Kavanaugh was already in a public forum in a large way. Kavanaugh’s status as a Supreme Court justice was in question because of a very serious allegation. And when I say in a public way, I don’t mean in the public way of Tara Reade’s. If you ask the average person in America, they didn’t know about the Tara Reade case. So I thought in that case, if The New York Times was going to introduce this to readers, we needed to introduce it with some reporting and perspective. Kavanaugh was in a very different situation. It was a live, ongoing story that had become the biggest political story in the country. It was just a different news judgment moment.
I’m sorry, but it’s difficult to be more in a “public forum in a large way” than by emerging as the Democratic frontrunner for president. Moreover, one of the reasons why the “average person” didn’t know about Tara Reade was because organizations like the New York Times weren’t covering it. The Times helps establish what the average person knows.
Second, read this:
I want to ask about some edits that were made after publication, the deletion of the second half of the sentence: “The Times found no pattern of sexual misconduct by Mr. Biden, beyond the hugs, kisses and touching that women previously said made them uncomfortable.” Why did you do that?
Even though a lot of us, including me, had looked at it before the story went into the paper, I think that the campaign thought that the phrasing was awkward and made it look like there were other instances in which he had been accused of sexual misconduct. And that’s not what the sentence was intended to say.
At the risk of stating the obvious, one does not establish and maintain a reputation for editorial independence by making changes in news stories because a partisan political campaign “thought that the phrasing was awkward.” It’s awkward, or it’s not, and if a change is made it should not be a stealth edit (as it was in the original report).

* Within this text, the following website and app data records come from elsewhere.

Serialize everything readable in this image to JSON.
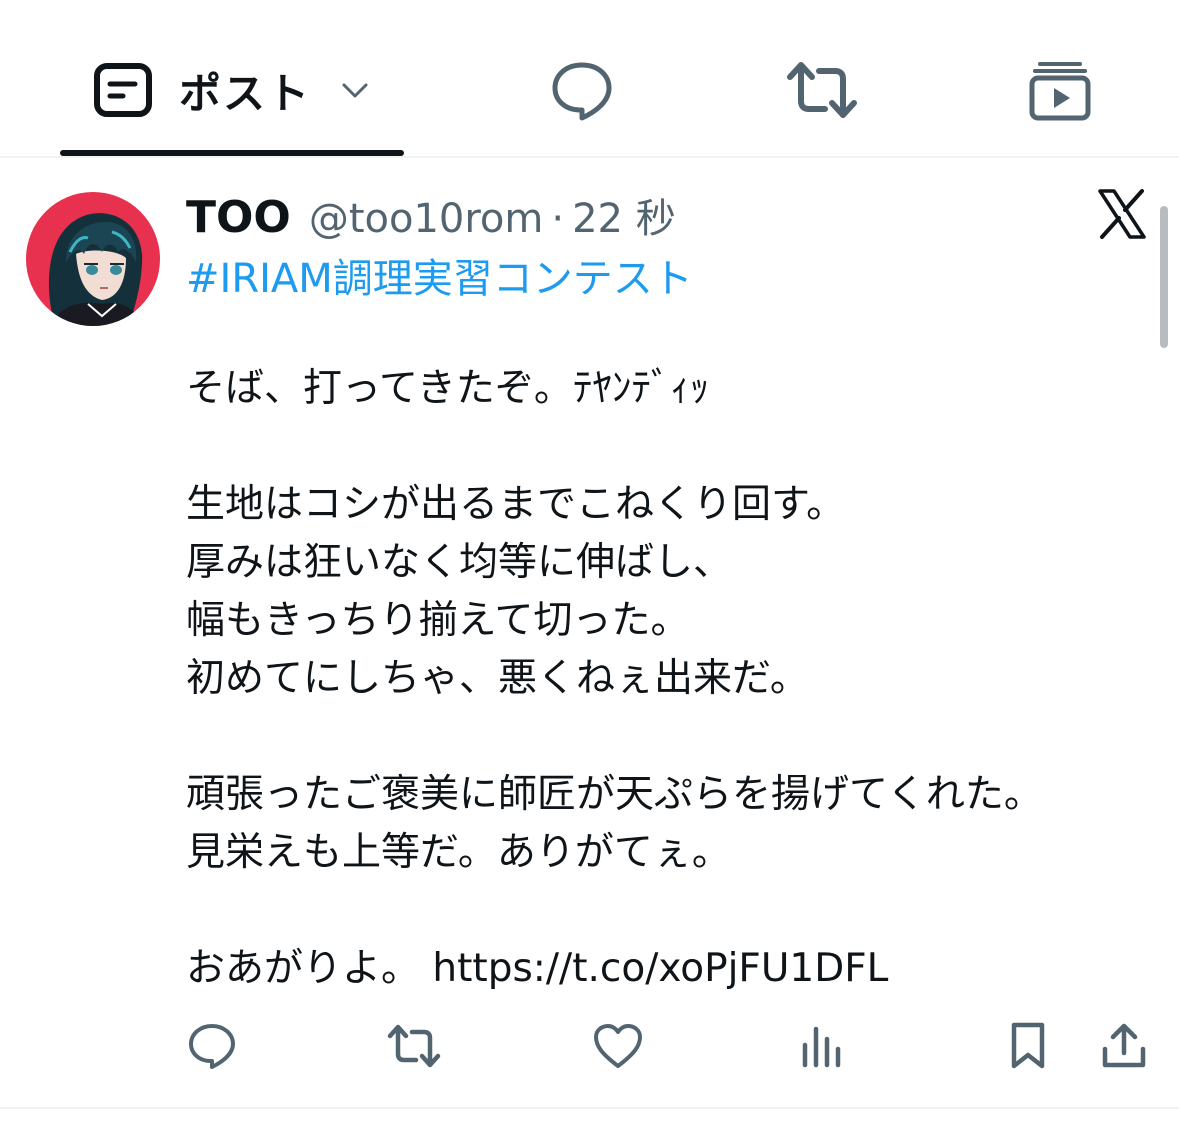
{
  "tabs": {
    "post_label": "ポスト",
    "items": [
      {
        "id": "post",
        "icon": "post-icon"
      },
      {
        "id": "reply",
        "icon": "reply-bubble-icon"
      },
      {
        "id": "repost",
        "icon": "repost-icon"
      },
      {
        "id": "media",
        "icon": "media-stack-play-icon"
      }
    ],
    "active": "post"
  },
  "tweet": {
    "display_name": "TOO",
    "handle": "@too10rom",
    "separator": "·",
    "timestamp": "22 秒",
    "hashtag": "#IRIAM調理実習コンテスト",
    "body": {
      "l1": "そば、打ってきたぞ。ﾃﾔﾝﾃﾞｨｯ",
      "l2": "生地はコシが出るまでこねくり回す。",
      "l3": "厚みは狂いなく均等に伸ばし、",
      "l4": "幅もきっちり揃えて切った。",
      "l5": "初めてにしちゃ、悪くねぇ出来だ。",
      "l6": "頑張ったご褒美に師匠が天ぷらを揚げてくれた。",
      "l7": "見栄えも上等だ。ありがてぇ。",
      "l8_text": "おあがりよ。 ",
      "l8_link": "https://t.co/xoPjFU1DFL"
    },
    "platform_icon": "x-logo-icon"
  },
  "actions": [
    {
      "id": "reply",
      "icon": "reply-icon"
    },
    {
      "id": "repost",
      "icon": "repost-icon"
    },
    {
      "id": "like",
      "icon": "heart-icon"
    },
    {
      "id": "views",
      "icon": "bar-chart-icon"
    },
    {
      "id": "bookmark",
      "icon": "bookmark-icon"
    },
    {
      "id": "share",
      "icon": "share-icon"
    }
  ],
  "colors": {
    "text": "#0f1419",
    "secondary": "#536471",
    "link": "#1d9bf0",
    "divider": "#eff3f4",
    "avatar_bg": "#e8304f"
  }
}
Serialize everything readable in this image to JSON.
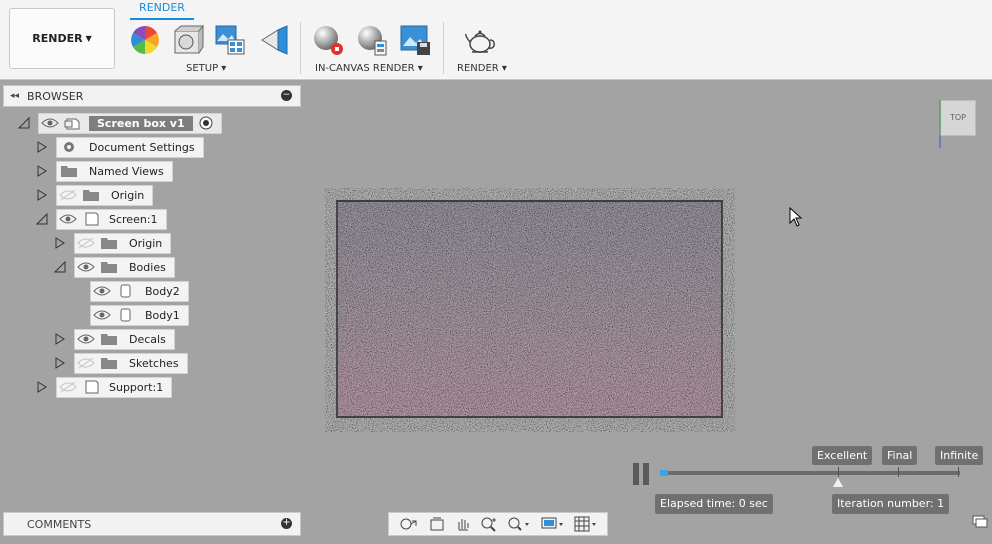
{
  "toolbar": {
    "workspace_label": "RENDER",
    "active_tab": "RENDER",
    "groups": [
      {
        "label": "SETUP ▾"
      },
      {
        "label": "IN-CANVAS RENDER ▾"
      },
      {
        "label": "RENDER ▾"
      }
    ]
  },
  "browser": {
    "title": "BROWSER",
    "items": [
      {
        "label": "Screen box v1"
      },
      {
        "label": "Document Settings"
      },
      {
        "label": "Named Views"
      },
      {
        "label": "Origin"
      },
      {
        "label": "Screen:1"
      },
      {
        "label": "Origin"
      },
      {
        "label": "Bodies"
      },
      {
        "label": "Body2"
      },
      {
        "label": "Body1"
      },
      {
        "label": "Decals"
      },
      {
        "label": "Sketches"
      },
      {
        "label": "Support:1"
      }
    ]
  },
  "comments": {
    "title": "COMMENTS"
  },
  "render_quality": {
    "levels": [
      "Excellent",
      "Final",
      "Infinite"
    ],
    "elapsed_label": "Elapsed time: 0 sec",
    "iteration_label": "Iteration number: 1",
    "progress_fraction": 0.02
  },
  "viewcube": {
    "face": "TOP"
  },
  "colors": {
    "accent": "#1a8ad6",
    "progress": "#35a7e8"
  }
}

As Sarah argued in our podcast, pointing out the media double standards should not mean that the Kavanaugh standard should become the norm. Instead, the patient deliberative thoroughness of the Biden reports (and the initial Washington Post Roy Moore report, for that matter) represents a far better practice. And that practice should be bipartisan—no matter how loudly the Twitter mob howls.
One last thing …
Sigh. Some days the loss of the NBA hurts more than others. This is one of those days. So to ease our pain, let’s remember a great night in a great season for the most lovable team in the NBA: